Amphibious homes can preserve the accessibility of the house and maintain the congenial front porch culture in places like Louisiana, said Elizabeth English, founder and director of The Buoyant Foundation Project. English’s design places a steel frame beneath a house, and then below that, in the crawl space, buoyancy elements. Her team then recommends adding elements to prevent lateral movement so the home will not float away while on the surface of floodwaters.
She estimated that a contractor could do such a retrofit for about $20 to $30 per square foot, but cautioned the Federal Emergency Management Agency currently discourages this type of building practice. Modern floating cities are the brainchild of architect Bjarke Ingels. He told CNBC he hopes his Oceanix City, which is currently slated to be built in the harbor near Busan,

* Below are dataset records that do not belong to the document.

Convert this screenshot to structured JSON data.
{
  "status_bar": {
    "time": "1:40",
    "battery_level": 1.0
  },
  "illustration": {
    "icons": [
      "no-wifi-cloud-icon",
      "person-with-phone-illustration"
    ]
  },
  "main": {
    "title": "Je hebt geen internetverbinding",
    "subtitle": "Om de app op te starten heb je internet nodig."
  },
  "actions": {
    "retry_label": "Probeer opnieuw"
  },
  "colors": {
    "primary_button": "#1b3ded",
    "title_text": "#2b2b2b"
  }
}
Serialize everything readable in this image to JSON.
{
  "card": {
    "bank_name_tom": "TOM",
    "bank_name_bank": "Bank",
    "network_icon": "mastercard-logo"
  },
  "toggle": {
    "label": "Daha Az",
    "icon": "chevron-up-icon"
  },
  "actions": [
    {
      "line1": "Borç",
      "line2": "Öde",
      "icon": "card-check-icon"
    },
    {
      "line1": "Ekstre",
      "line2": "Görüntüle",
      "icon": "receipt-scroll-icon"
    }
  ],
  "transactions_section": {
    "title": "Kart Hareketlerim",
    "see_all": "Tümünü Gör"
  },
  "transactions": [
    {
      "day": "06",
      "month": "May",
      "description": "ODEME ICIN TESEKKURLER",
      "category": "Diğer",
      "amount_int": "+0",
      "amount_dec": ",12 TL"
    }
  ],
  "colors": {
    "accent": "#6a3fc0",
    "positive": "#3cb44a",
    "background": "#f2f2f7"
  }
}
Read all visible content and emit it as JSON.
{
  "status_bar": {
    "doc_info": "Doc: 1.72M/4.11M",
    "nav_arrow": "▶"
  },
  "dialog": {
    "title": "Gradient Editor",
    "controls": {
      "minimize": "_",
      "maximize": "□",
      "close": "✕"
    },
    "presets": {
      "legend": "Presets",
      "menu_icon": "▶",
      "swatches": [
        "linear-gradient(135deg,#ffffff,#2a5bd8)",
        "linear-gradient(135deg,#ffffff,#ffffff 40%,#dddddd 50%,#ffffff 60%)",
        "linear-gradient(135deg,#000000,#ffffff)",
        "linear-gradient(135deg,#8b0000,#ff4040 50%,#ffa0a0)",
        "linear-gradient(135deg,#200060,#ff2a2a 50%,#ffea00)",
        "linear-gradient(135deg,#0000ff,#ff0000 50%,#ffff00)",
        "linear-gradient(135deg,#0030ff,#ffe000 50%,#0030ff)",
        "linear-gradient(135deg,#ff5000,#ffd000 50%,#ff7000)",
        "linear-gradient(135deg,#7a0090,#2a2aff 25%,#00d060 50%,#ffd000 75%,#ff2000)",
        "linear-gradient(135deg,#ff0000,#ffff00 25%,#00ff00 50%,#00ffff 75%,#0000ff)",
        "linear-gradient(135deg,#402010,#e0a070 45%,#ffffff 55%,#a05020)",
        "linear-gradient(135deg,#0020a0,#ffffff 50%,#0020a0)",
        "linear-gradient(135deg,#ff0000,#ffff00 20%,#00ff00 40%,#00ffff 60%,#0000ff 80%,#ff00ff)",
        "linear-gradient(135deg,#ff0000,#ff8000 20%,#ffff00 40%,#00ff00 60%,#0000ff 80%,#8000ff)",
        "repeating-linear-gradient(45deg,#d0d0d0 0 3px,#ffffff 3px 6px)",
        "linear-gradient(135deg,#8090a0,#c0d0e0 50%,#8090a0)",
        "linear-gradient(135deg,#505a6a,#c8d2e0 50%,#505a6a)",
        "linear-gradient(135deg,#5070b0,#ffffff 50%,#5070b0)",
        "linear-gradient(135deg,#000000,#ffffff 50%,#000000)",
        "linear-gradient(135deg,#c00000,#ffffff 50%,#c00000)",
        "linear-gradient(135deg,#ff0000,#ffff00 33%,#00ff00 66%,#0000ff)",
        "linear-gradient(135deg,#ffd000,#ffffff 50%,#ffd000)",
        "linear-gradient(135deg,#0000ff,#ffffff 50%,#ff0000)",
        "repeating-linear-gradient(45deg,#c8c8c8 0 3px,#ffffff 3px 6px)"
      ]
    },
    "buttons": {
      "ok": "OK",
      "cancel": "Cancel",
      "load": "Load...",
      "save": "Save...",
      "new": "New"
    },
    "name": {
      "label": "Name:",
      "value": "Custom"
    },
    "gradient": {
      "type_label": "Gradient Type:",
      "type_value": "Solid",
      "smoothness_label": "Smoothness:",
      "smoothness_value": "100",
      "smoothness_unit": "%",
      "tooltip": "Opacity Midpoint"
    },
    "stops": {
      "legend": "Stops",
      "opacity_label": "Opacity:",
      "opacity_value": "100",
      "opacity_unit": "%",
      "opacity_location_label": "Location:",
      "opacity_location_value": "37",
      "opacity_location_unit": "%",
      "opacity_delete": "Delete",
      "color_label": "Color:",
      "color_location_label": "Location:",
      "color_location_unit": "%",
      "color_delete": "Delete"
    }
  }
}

South Korea, will be “a city that is the most resilient city you can imagine, but at the same time, the most enjoyable city that you can imagine.” “We really hope that it will be a successful project and we would like to replicate it in other parts of the world,” Maimunah Mohd Sharif, executive director of the United Nations Human Settlements Programme, told CNBC of the Oceanix development.
She said the world must look more into adaptation and hopes that the project can help mitigate or even solve the problem of sea-level rise. Would you live in a floating city or retrofit your home so it floats during floods? Watch the video above to learn more about what life could be like in these innovative climate change adaptations.
Side is a resort town on Turkey’s southern Mediterranean coast. An ancient port city, it’s known for long beaches and Greco-Roman ruins. In the center are the remains of the 2nd-century Antique Theater, which seated up to 15,000. The white marble columns of the Hellenistic Temple of Athena stand near the harbor. Other sites are sprinkled throughout, with finds housed at the Side Museum, a restored Roman bath complex.
La Habana Vieja (Old Havana), declared a World Heritage Site by UNESCO in 1982, is the historic center of the city of Havana. It is formed by a harbor and the official center, the Plaza de Armas. There you will find all kinds of picturesque monuments, fortresses, churches, palaces, etc. It is full of authentic architectural treasures from different periods and offers one of the most comprehensive collections of urban buildings in all America. This area of the city alone is home to more than a thousand buildings of historical importance with various examples of distinguished architecture ranging from Baroque to Art Deco.
Unlike typical colonial cities, Havana was developed on not one, but four main plazas: the Plaza de Armas, which was the military and defensive center as it had a fortress and a large courtyard used for military parades; the Plaza de la Catedral, which with its cathedral was used as the religious center; thePlaza Vieja, which was the commercial hub as it housed important markets; and the Plaza de San Francisco de Asís, which was the main point of exportation and importation as it had a port where Spanish ships docked.